If your client (presumably the Employer and Project Manager?) doesn't want to pay something as Defined Cost then they would have to justify why by reference to the contract. Is the cost not payable as payments due to Subcontractors? Does the cost not comply with one of the components in the Schedule of Cost Components? Does the cost comply with one of the bullets point under Disallowed Cost?

On your part, you need to demonstrate that the cost you are claiming is actual cost you have paid out usually by provision of an invoice or subcontract payment certificate. You also need to make sure the cost is liable to be paid in accordance with (1) and (2) above and doesn't fall foul of (3). You also have to demonstrate that the amounts you've paid are in accordance with clause 52.1 and are at open market or competitively tendered prices etc etc.

Basically if you have a liability to pay for something as a result of an instruction from the PM, provided you can demonstrate that the cost was incurred and is due for payment under the contract, the Employer / PM doesn't have much of an argument against you. This said I've come across this issue before and you may find getting them to budge on the issue difficult.

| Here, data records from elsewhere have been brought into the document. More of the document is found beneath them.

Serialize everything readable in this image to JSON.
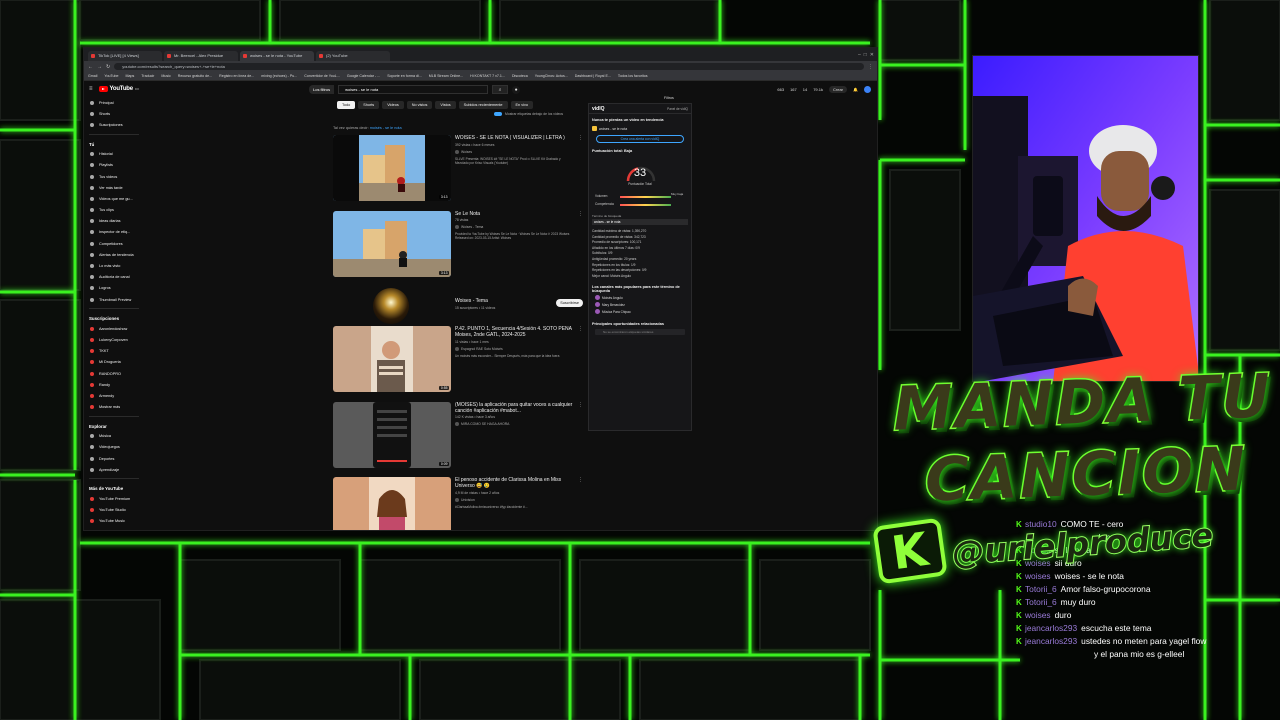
{
  "browser": {
    "tabs": [
      "TikTok [LIVE] [4 Views]",
      "Mr. Beencel - Alex Presidue",
      "woises - se le nota - YouTube",
      "(2) YouTube"
    ],
    "url": "youtube.com/results?search_query=woises+-+se+le+nota",
    "bookmarks": [
      "Gmail",
      "YouTube",
      "Maps",
      "Traducir",
      "Music",
      "Recurso gratuito de...",
      "Registro en línea de...",
      "mixing (echoes) - Pu...",
      "Convertidor de YouL...",
      "Google Calendar - ...",
      "Soporte en forma di...",
      "MLB Stream Online...",
      "Hi KONTAKT 7 v7.1...",
      "Discoteca",
      "YoungCinos: Actus...",
      "Dashboard | Royal E...",
      "Todos los favoritos"
    ]
  },
  "youtube": {
    "logo_region": "DO",
    "filter_chip": "Los filtros",
    "search_value": "woises - se le nota",
    "header_right": [
      "663",
      "11",
      "167",
      "11",
      "14",
      "79.1k",
      "Crear"
    ],
    "chips": [
      "Todo",
      "Shorts",
      "Videos",
      "No vistos",
      "Vistos",
      "Subidos recientemente",
      "En vivo"
    ],
    "toggle_label": "Mostrar etiquetas debajo de los videos",
    "suggest_prefix": "Tal vez quieras decir:",
    "suggest_term": "moisés - se le nota",
    "sidebar": {
      "main": [
        "Principal",
        "Shorts",
        "Suscripciones"
      ],
      "you_header": "Tú",
      "you": [
        "Historial",
        "Playlists",
        "Tus videos",
        "Ver más tarde",
        "Videos que me gu...",
        "Tus clips",
        "Ideas diarias",
        "Inspector de etiq...",
        "Competidores",
        "Alertas de tendencia",
        "Lo más visto",
        "Auditoría de canal",
        "Logros",
        "Thumbnail Preview"
      ],
      "subs_header": "Suscripciones",
      "subs": [
        "Aaronlendoshow",
        "LukenyCorpoven",
        "TKKT",
        "Mi Drogueria",
        "RANDOPRO",
        "Randy",
        "Armendy",
        "Mostrar más"
      ],
      "explore_header": "Explorar",
      "explore": [
        "Música",
        "Videojuegos",
        "Deportes",
        "Aprendizaje"
      ],
      "more_header": "Más de YouTube",
      "more": [
        "YouTube Premium",
        "YouTube Studio",
        "YouTube Music"
      ]
    },
    "results": [
      {
        "title": "WOISES - SE LE NOTA ( VISUALIZER | LETRA )",
        "meta": "392 vistas • hace 6 meses",
        "channel": "Woises",
        "desc": "SLLVE Presenta: WOISES ## \"SE LE NOTA\" Prod •• SLLVE Kit Grabado y Mezclado por Kriso Visuals (Youtube)",
        "duration": "3:13",
        "badge": "Solo"
      },
      {
        "title": "Se Le Nota",
        "meta": "78 vistas",
        "channel": "Woises - Tema",
        "desc": "Provided to YouTube by Woises Se Le Nota · Woises Se Le Nota ℗ 2023 Woises Released on: 2023-03-15 Artist: Woises",
        "duration": "3:13",
        "badge": "Mixer"
      }
    ],
    "channel": {
      "name": "Woises - Tema",
      "subs": "15 suscriptores • 11 videos",
      "subscribe_label": "Suscribirse"
    },
    "results_more": [
      {
        "title": "P.42. PUNTO 1, Secuencia 4/Sesión 4. SOTO PENA Moises, 2nde GATL, 2024-2025",
        "meta": "11 vistas • hace 1 mes",
        "channel": "Espagnol RAE Soto Moisés",
        "desc": "Un moisés más esconder... Siempre Después, más para que la idea fuera",
        "duration": "0:55"
      },
      {
        "title": "(MOISES) la aplicación para quitar voces a cualquier canción #aplicación #mabot...",
        "meta": "142 K vistas • hace 3 años",
        "channel": "MIRA COMO SE HAGA AHORA",
        "desc": "",
        "duration": "0:09"
      },
      {
        "title": "El penoso accidente de Clarissa Molina en Miss Universo 😅 😢",
        "meta": "4,9 M de vistas • hace 2 años",
        "channel": "Univision",
        "desc": "#ClarissaMolina #missuniverso #fyp #accidente #...",
        "duration": ""
      }
    ],
    "filters_label": "Filtros"
  },
  "vidiq": {
    "logo": "vidIQ",
    "panel_label": "Panel de vidIQ",
    "trend_title": "Nunca te pierdas un video en tendencia",
    "keyword": "woises - se le nota",
    "alert_btn": "Crea una alerta con vidIQ",
    "score_title": "Puntuación total: Baja",
    "score": "33",
    "score_label": "Puntuación Total",
    "volume_label": "Volumen",
    "volume_end": "Muy baja",
    "competition_label": "Competencia",
    "tabs": "Término de búsqueda",
    "kw_bar": "woises - se le nota",
    "stats": [
      "Cantidad máxima de vistas: 1,390,270",
      "Cantidad promedio de vistas: 342,723",
      "Promedio de suscriptores: 100,171",
      "Añadido en los últimos 7 días: 0/9",
      "Subtítulos: 0/9",
      "Antigüedad promedio: 20 years",
      "Repeticiones en los títulos: 1/9",
      "Repeticiones en las descripciones: 0/9",
      "Mejor canal: Moisés Angulo"
    ],
    "channels_title": "Los canales más populares para este término de búsqueda",
    "channels": [
      "Moisés Angulo",
      "Mary Benavidez",
      "Música Para Chipao"
    ],
    "opportunities_title": "Principales oportunidades relacionadas",
    "opportunities_input": "No se encontraron etiquetas similares"
  },
  "overlay": {
    "title_line1": "MANDA TU",
    "title_line2": "CANCION",
    "handle_icon": "K",
    "handle": "@urielproduce"
  },
  "chat": [
    {
      "user": "studio10",
      "text": "COMO TE - cero"
    },
    {
      "user": "",
      "text": "ahmo.."
    },
    {
      "user": "woises",
      "text": "se le nota"
    },
    {
      "user": "woises",
      "text": "sii duro"
    },
    {
      "user": "woises",
      "text": "woises - se le nota"
    },
    {
      "user": "Totorii_6",
      "text": "Amor falso-grupocorona"
    },
    {
      "user": "Totorii_6",
      "text": "muy duro"
    },
    {
      "user": "woises",
      "text": "duro"
    },
    {
      "user": "jeancarlos293",
      "text": "escucha este tema"
    },
    {
      "user": "jeancarlos293",
      "text": "ustedes no meten para yagel flow"
    },
    {
      "user": "",
      "text": "y el pana mio es g-elleel"
    }
  ],
  "colors": {
    "neon_green": "#53fc18",
    "kick_green": "#53fc18",
    "chat_user": "#9a7bd8",
    "yt_red": "#ff0000",
    "vidiq_blue": "#3ea6ff"
  },
  "icons": [
    "search-icon",
    "mic-icon",
    "bell-icon",
    "kick-logo-icon",
    "youtube-logo-icon"
  ]
}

Remember in an ECC Option E contract, you the Contractor take very little financial risk, most of the risk is with the Employer and around how they instruct the work they need.
answered Feb 9 by Neil Earnshaw (18,060 points)